the moment of its elastic forces is exactly the same as that of a hollow rectangle, having the same values for b, d, and d v and having a value for b l equal to 2b. 2 in fig. 1C It is usual to neglect the strength to resist bending moment given by the vertical web, and to design the girder so that the top and bottom plates are alone sufficient to meet this stress. The model, fig. 10, shows at once that to obtain the full resistance from the material employed to resist tension or compression consistently with a given depth, it must all be placed in two horizontal plates at the extreme top and bottom of the beam ; moreover, if S is the sectional area of the top or bottom member, and /is the stress it will bear (assumed equal for tension and compression), the maximum moment which the elastic forces can exert is the sum of the moments due to the top and bottom members about the axis or tongue, i.e., 2(?/Sx?cZ) or J/ScZ; or dismissing the idea of an axis through the centre of gravity of the section, we may (to refer again to the illustrative model) take the moment of the elastic forces round the line running through the top row of india-rubber pieces looked upon as a fulcrum, and then the moment of the bottom row will be as before ir/Sc/, and will be the ivhole moment of the elastic forces. Similarly, by taking the bottom row as the fulcrum, we see that the moment due to the top row will be the same. This moment calculated in either way is the ivhole moment of the elastic forces. This latter mode of considering the moment in the simple case of an IE or hollow rect angle, enables us to find the value of the moment of elastic forces for those cases in which the ultimate strength may not be the same for tension and compression. Thus, assume that the strength of wrought iron to resist tension, or /, is 25 tons, and its strength to resist com pression, or /., is 20 tons, then calling S t the area of the bottom member at the section considered, and S c the area of the top member, we have for /u, the two values 25 S t d and 20 S c c; whichever happens to be the smaller will represent the available value of the moment of the elastic forces. Consequently we must, in order not to waste material, design the beam so that the ratio of the material in the upper member to that in the lower member shall be 5 to 4. That this ratio ought to be adopted is evident from the fact that the strength of the beam will be limited by that of the weaker member.
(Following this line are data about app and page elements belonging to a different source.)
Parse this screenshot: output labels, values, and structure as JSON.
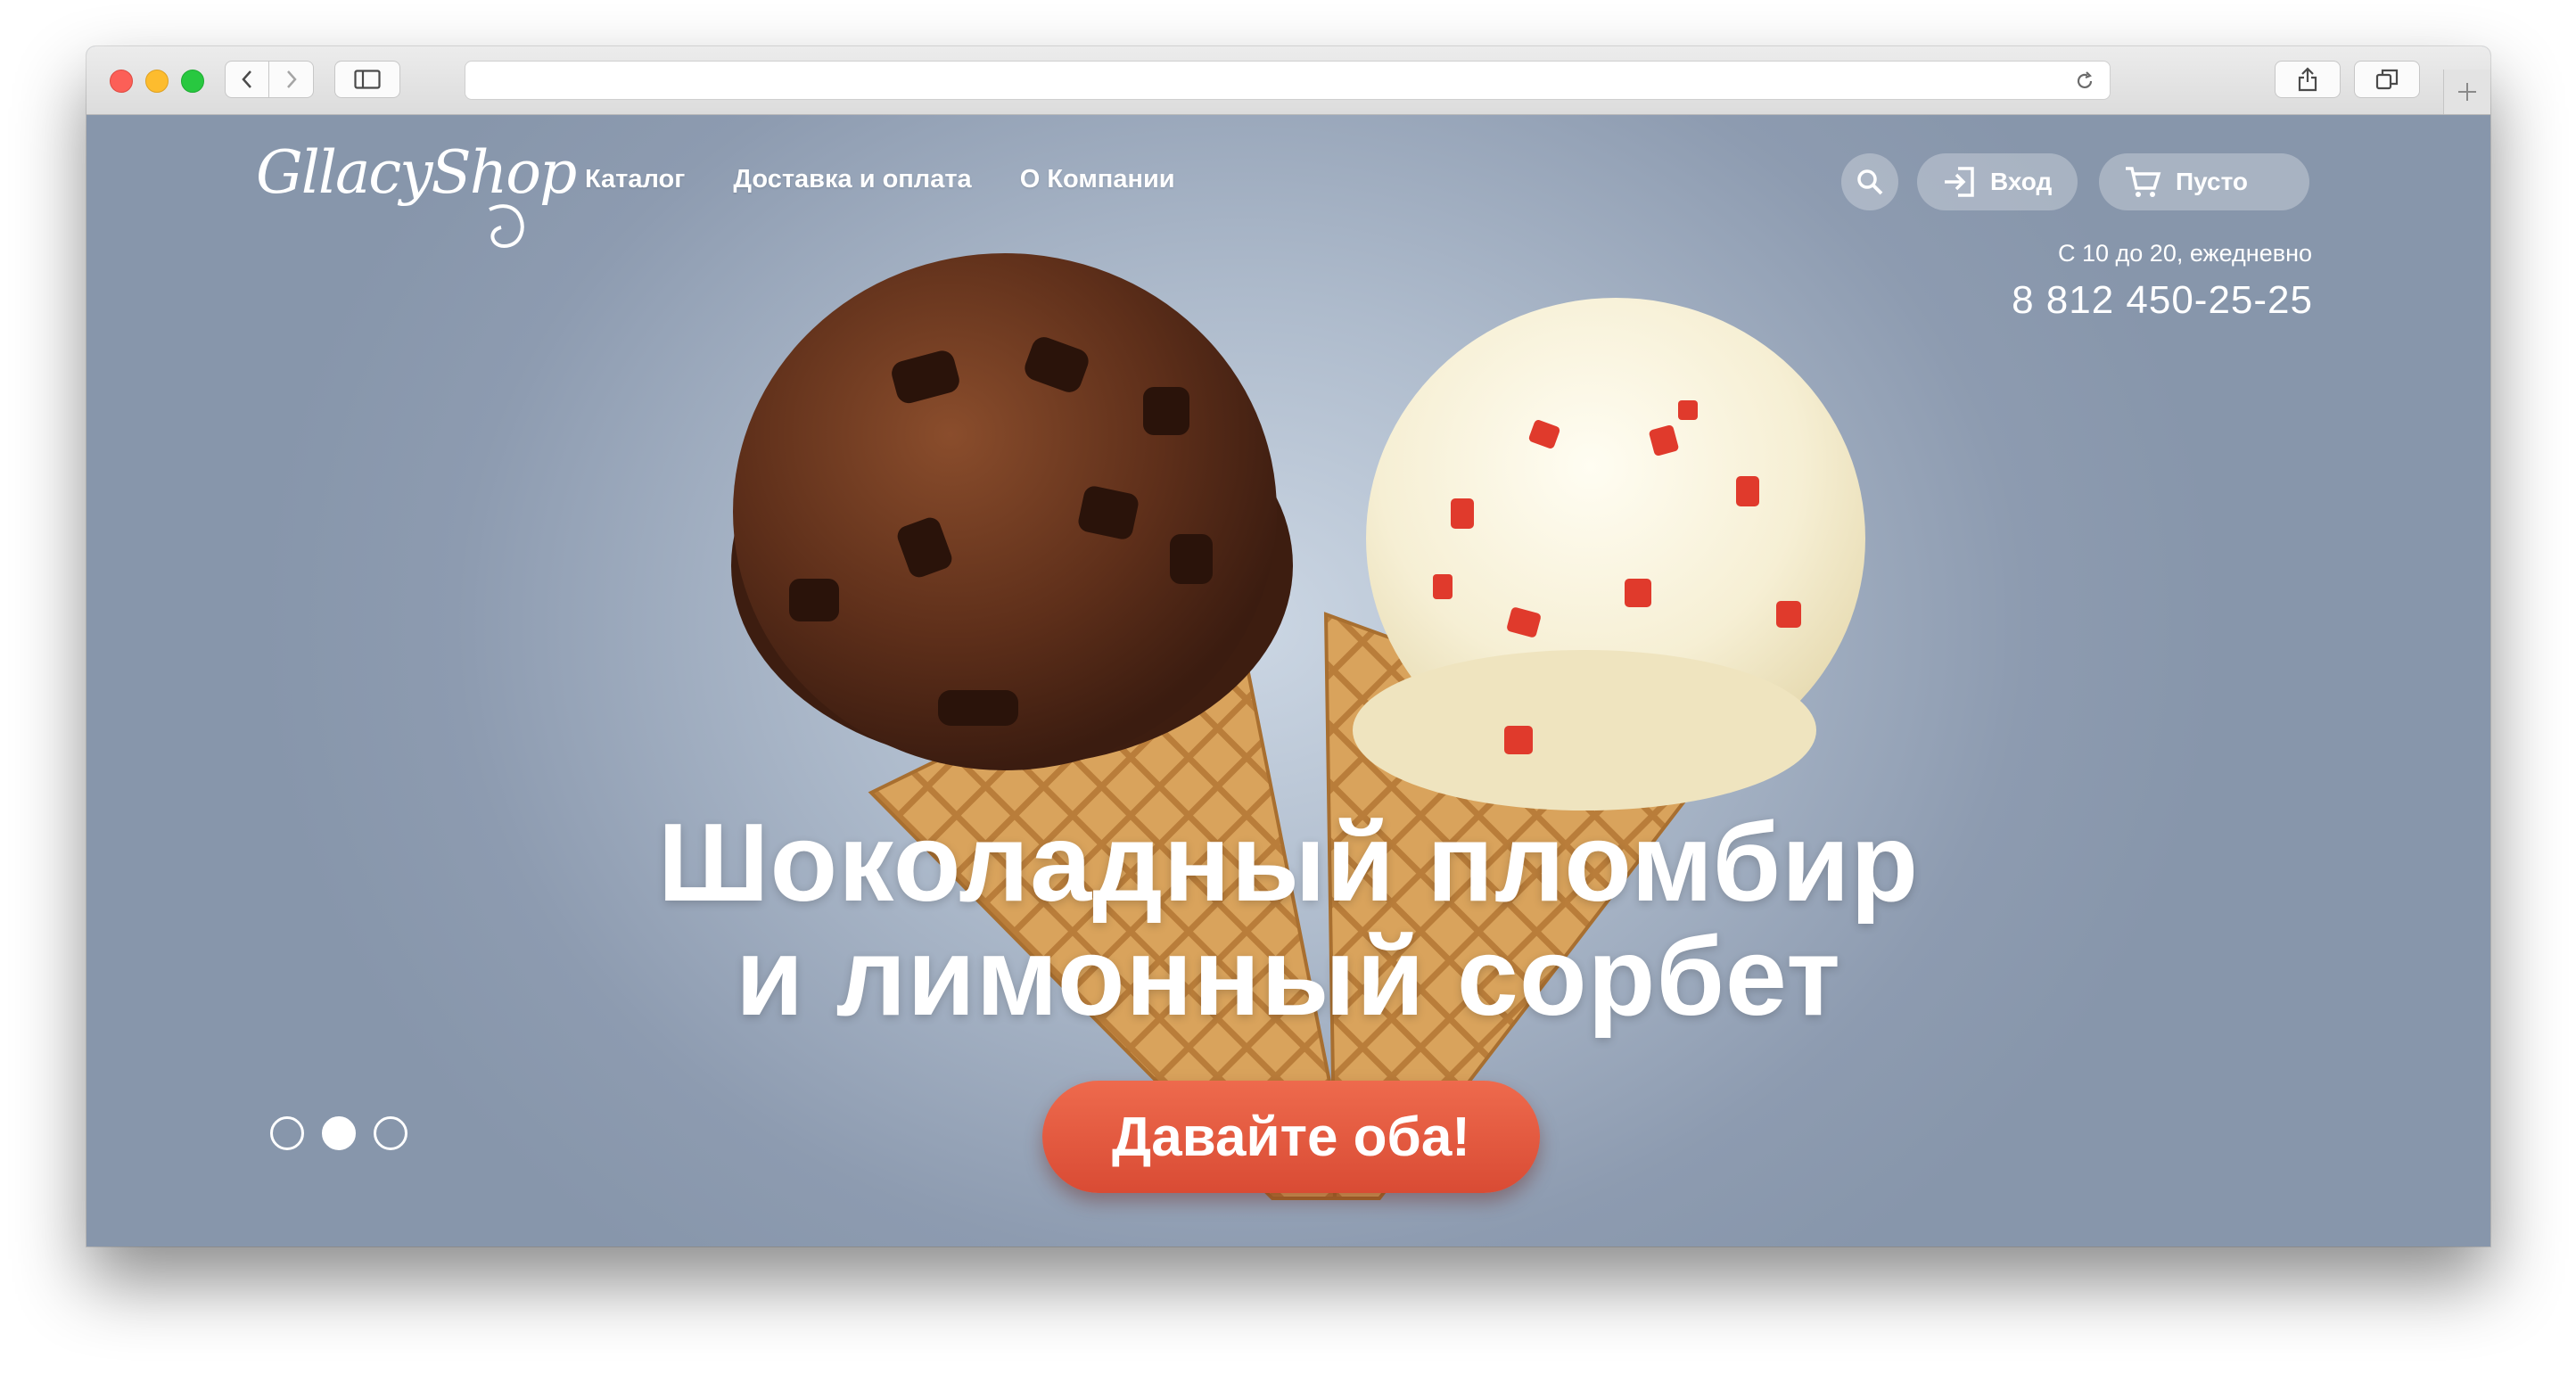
{
  "site": {
    "logo_text": "GllacyShop",
    "nav": [
      {
        "label": "Каталог"
      },
      {
        "label": "Доставка и оплата"
      },
      {
        "label": "О Компании"
      }
    ],
    "login_label": "Вход",
    "cart_label": "Пусто",
    "hours": "С 10 до 20, ежедневно",
    "phone": "8 812 450-25-25"
  },
  "hero": {
    "headline_line1": "Шоколадный пломбир",
    "headline_line2": "и лимонный сорбет",
    "cta_label": "Давайте оба!",
    "slider_active_index": 1,
    "slider_count": 3
  },
  "colors": {
    "page_bg": "#8b9bb0",
    "cta": "#e2553b",
    "text": "#ffffff"
  }
}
No structure is perfectly designed unless it will when overstrained give way simul taneously in every part. The foregoing theory, the sound ness of which is borne out by experiment, tacitly assumes that, although the strength differs, the modulus of elasticity is constant for tension and compression. For example, if the flanges are made with sections bearing to one another the proportion of 4 to 5, the neutral axis (neglecting the web) will, assuming E constant, be at a distance from the top or larger flange equal to ^ths of the depth ; then the intensity of stress varying directly as the distance from the neutral axis will for the two flanges be in the desired ratio of 4 to 5. Thus we see not only that the I, or hollow rectangle, has the advantage of being the best form for a girder, but that it allows us easily to arrange the material to the best advantage, even when its strengths to resist tension and compression are dissimilar. Values of the modulus of rupture given above are therefore not to be applied to this design of beam, but the values of f t and/, are to be taken from Tables I. and II. In the case of cast-iron the member under tension is made with six times the cross section of the member under compres sion, the reason being the same as that for making the ratio of the upper and lower members of the wrought iron beam 5 to 4. When a cast-iron beam is thus designed, the moment which any section can exert will for a given depth be proportional to the area S, of the lower flange. Pro fessor Hodgkinson veri fied this theory experi mentally, and found that the ultimate value of the moment due to elastic forces expressed in Ibs and inches for beams thus designed was fji ? 16500S/Z. The value of the con stant agrees closely with the tensile strength of cast-iron. The ex periments by Professor Hodgkinson are there fore consistent with the assumption, that al though the strength of cast-iron is very different in resist

ing tension and compression, nevertheless the modulus of